Our Constitution’s Preamble very well addresses us as “We The People”. It is the marker of unity within the diversity of India and Indians. The term, however, represents the consensus of citizens over every aspect pinned in the Constitution since independence. But, for me, it is still superficial in the sense that half of the people have their “own world”. The “W” and “E” are constantly pulled in the opposite directions. The pull has created a marked crack which is filled by hate, furious competition, sense of extreme superiority time to time. The scene is more inclined towards diversity and differentiation within unity. The most relevant point of controversy since independence has been “secularity”. It raises the eyebrows of many, at the same time forces some to gather and recollect the instances to support. Hindus and Muslims have always been poles apart with an unstable relationship. It is actually very hard to reach the root of this mutual suspicion and incompatibility. Perhaps the seed of divide and rule keeps germinating without fail and properly by the Indian vulgar politics (today’s scenario). Politicians are not leading us but trying their best to drive us with their aspirations.

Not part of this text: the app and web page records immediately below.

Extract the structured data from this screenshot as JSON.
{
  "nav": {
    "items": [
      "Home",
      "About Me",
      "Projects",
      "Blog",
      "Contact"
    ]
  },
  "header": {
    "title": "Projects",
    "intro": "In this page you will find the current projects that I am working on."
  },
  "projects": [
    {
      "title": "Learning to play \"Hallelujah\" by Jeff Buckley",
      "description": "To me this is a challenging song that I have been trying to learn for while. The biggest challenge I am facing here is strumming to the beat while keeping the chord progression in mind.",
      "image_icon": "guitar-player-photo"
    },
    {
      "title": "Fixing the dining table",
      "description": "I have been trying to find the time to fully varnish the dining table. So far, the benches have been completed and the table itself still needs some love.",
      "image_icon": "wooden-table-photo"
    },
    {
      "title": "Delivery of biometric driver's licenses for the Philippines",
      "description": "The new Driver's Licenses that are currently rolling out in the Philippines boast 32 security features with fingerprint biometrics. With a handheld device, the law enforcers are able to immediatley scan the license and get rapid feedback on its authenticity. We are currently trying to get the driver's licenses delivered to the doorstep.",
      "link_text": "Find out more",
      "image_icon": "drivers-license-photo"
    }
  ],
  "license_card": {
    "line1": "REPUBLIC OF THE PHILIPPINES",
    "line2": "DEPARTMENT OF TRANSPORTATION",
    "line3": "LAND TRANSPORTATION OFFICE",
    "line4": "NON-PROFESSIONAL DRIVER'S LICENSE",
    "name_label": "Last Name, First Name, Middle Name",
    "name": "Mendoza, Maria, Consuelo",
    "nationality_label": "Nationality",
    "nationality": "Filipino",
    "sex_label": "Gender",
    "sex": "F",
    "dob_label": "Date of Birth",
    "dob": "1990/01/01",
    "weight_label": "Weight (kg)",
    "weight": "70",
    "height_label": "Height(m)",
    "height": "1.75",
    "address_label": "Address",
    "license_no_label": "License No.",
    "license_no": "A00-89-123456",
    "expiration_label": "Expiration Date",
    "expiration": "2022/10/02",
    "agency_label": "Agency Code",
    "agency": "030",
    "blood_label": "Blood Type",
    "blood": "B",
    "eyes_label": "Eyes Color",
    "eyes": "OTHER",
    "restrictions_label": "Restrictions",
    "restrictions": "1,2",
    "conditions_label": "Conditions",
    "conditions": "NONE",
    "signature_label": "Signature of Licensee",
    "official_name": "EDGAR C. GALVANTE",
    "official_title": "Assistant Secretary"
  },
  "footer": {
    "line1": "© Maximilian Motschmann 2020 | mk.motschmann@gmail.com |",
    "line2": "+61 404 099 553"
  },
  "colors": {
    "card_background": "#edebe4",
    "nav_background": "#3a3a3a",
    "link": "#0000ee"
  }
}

The pace at which the violence was spread in Muzaffarnagar City raises many questions. As we know as outsiders, there was a case of eve teasing which led the males of concerned parties to shoe the masculinity and power. Though all three men were killed by one another, what drove the whole village and the adjoining city to be a part of it. We know that Mahapanchayats (caste based) are not a part of legal institution. But it played the key role in infuriating the locals. Uttar Pradesh has been sensitive of caste related issues due to the presence of proportionate population of Muslims and politics of religion. Then, it is a complete breakdown of the system. The ‘othering’ of Muslims has created this conflict. Wikinson argues that if the government is based on minority votes (as SP in UP) the chances of riots are little. But this philosophy is completely washed here. The concern should be riots but focus has to be given to the historical pattern of unstable relationship. We declared ourselves as secular but public lives are still more Hindu. The role of local level leaders and some Hindu fundamentalists cannot be denied. Does the system want to bring national flash light on the violence? Yes, eve teasing is a structural problem which is being faced by all the females. If something like that happened , why not the Panchayat took over the matter. It was evident after the boy was stabbed that this would be the start of conflict and violence. Considering, the track of Ayodhya and demolition of Babri Masjid has not been completely rubbed off. Then the BJP’s parikrama around Ayodhya in the backdrop of election was enough to alert the government. The inactive role of the UP CM has to be considered. Seeing the sensitivity of the matter, the emergency meeting is called by his father who is officially not entitled to do this. Moreover the meeting gets over without chalking out the immediate action. There was the immediate need to control the violence and protecting people but the precious time was wasted on the transfer of bureaucrats.
The improvement in the relationship of Hindus and Muslims might take a very long time (optimism though the chances are rare). The mob is not considered as rational and infuriation leads to insecurity. Till then, the national stakeholders with the regional actors have to take care of the issue putting aside the mere electoral interest. I really don’t emphasise the ‘polluted’ mindset of the local people as they are more on the receiving side of violence. The perpetrators might not be from them as they might be hired to boost the problem. It is defaming the country’s picture on a global level. And Indian collectivism has taught us not to leave the sense of belongingness and the domestic issues should be solved within the system. After all its humans, neither Hindus- nor Muslims who constitute ‘WE’.